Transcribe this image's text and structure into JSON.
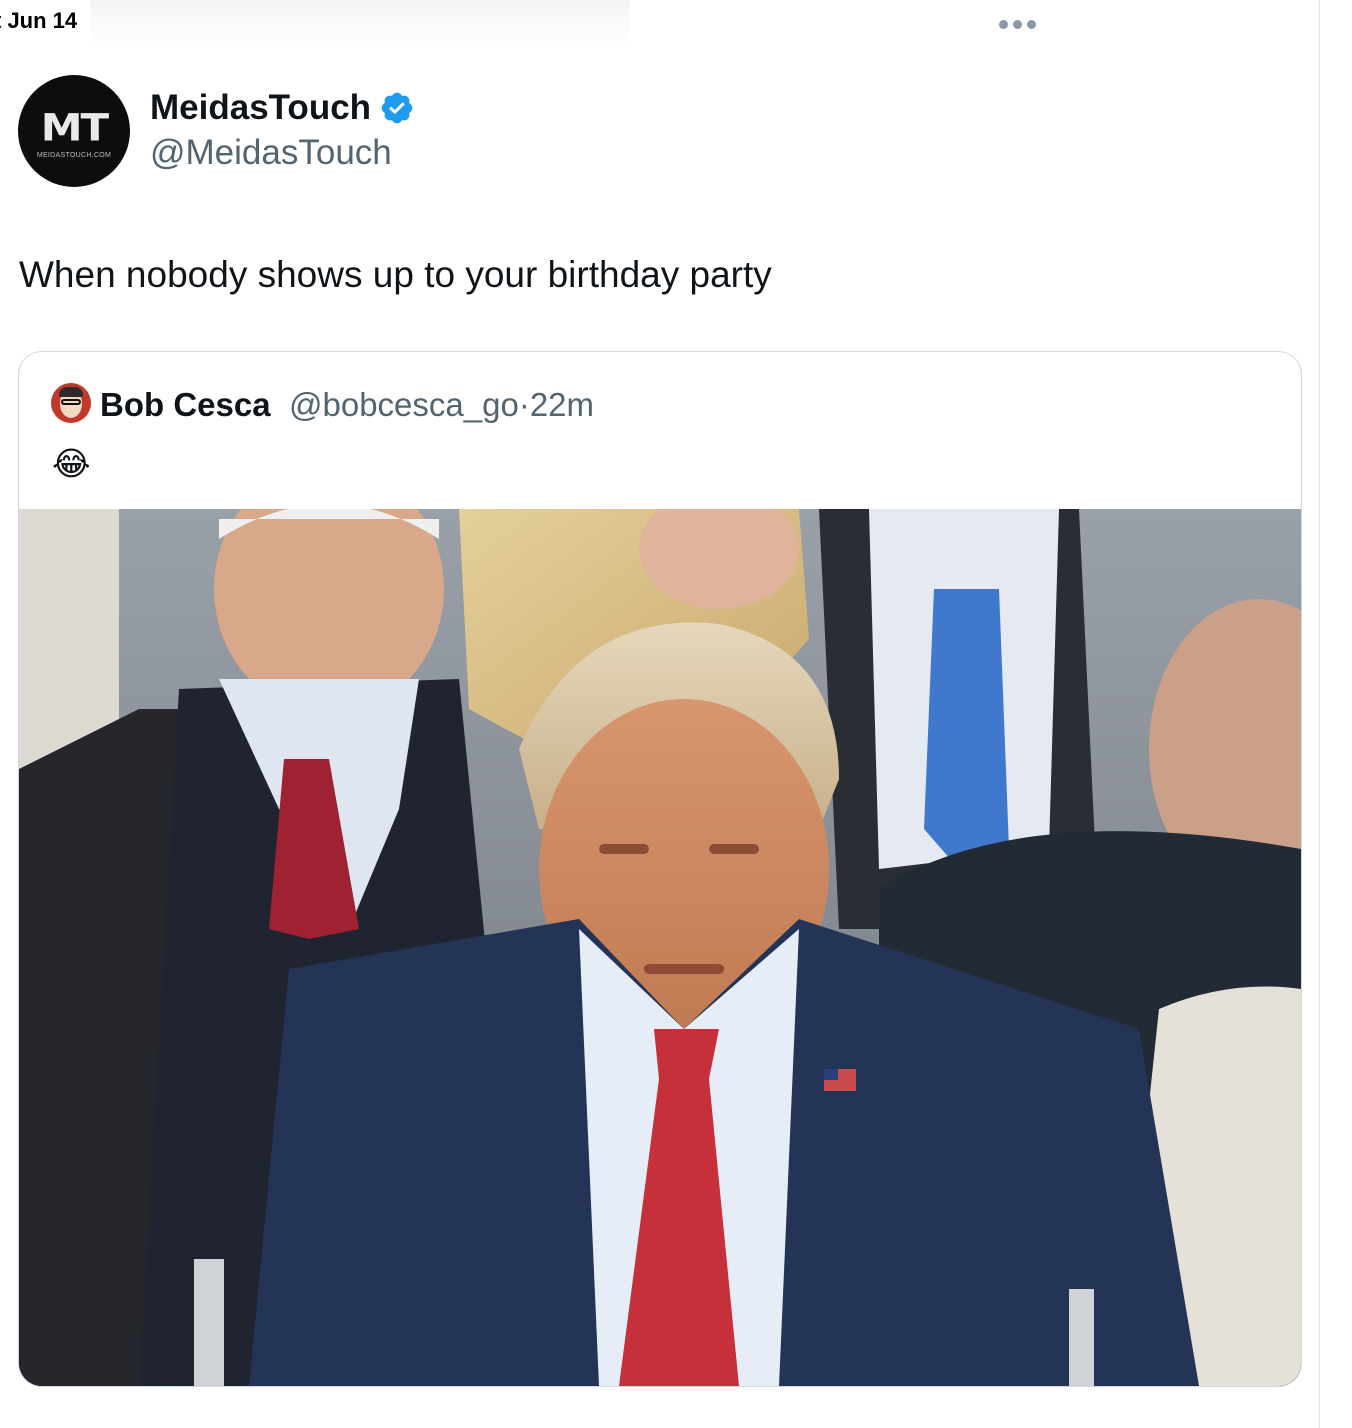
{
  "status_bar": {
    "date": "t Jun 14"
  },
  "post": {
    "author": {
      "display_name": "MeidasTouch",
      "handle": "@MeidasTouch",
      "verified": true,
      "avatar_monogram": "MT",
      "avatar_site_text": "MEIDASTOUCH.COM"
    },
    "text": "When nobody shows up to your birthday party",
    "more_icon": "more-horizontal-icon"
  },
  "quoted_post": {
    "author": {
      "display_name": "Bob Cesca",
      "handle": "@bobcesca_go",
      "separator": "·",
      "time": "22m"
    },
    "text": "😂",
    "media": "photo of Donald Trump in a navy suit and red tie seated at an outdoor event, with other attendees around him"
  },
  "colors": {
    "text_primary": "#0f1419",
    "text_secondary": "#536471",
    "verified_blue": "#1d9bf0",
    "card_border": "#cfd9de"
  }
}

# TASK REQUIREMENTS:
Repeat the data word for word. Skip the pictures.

# EXPECTED OUTPUT:
Transcribe this image's text and structure into JSON.
{
  "status_bar": {
    "date": "t Jun 14"
  },
  "post": {
    "author": {
      "display_name": "MeidasTouch",
      "handle": "@MeidasTouch",
      "verified": true,
      "avatar_monogram": "MT",
      "avatar_site_text": "MEIDASTOUCH.COM"
    },
    "text": "When nobody shows up to your birthday party",
    "more_icon": "more-horizontal-icon"
  },
  "quoted_post": {
    "author": {
      "display_name": "Bob Cesca",
      "handle": "@bobcesca_go",
      "separator": "·",
      "time": "22m"
    },
    "text": "😂",
    "media": "photo of Donald Trump in a navy suit and red tie seated at an outdoor event, with other attendees around him"
  },
  "colors": {
    "text_primary": "#0f1419",
    "text_secondary": "#536471",
    "verified_blue": "#1d9bf0",
    "card_border": "#cfd9de"
  }
}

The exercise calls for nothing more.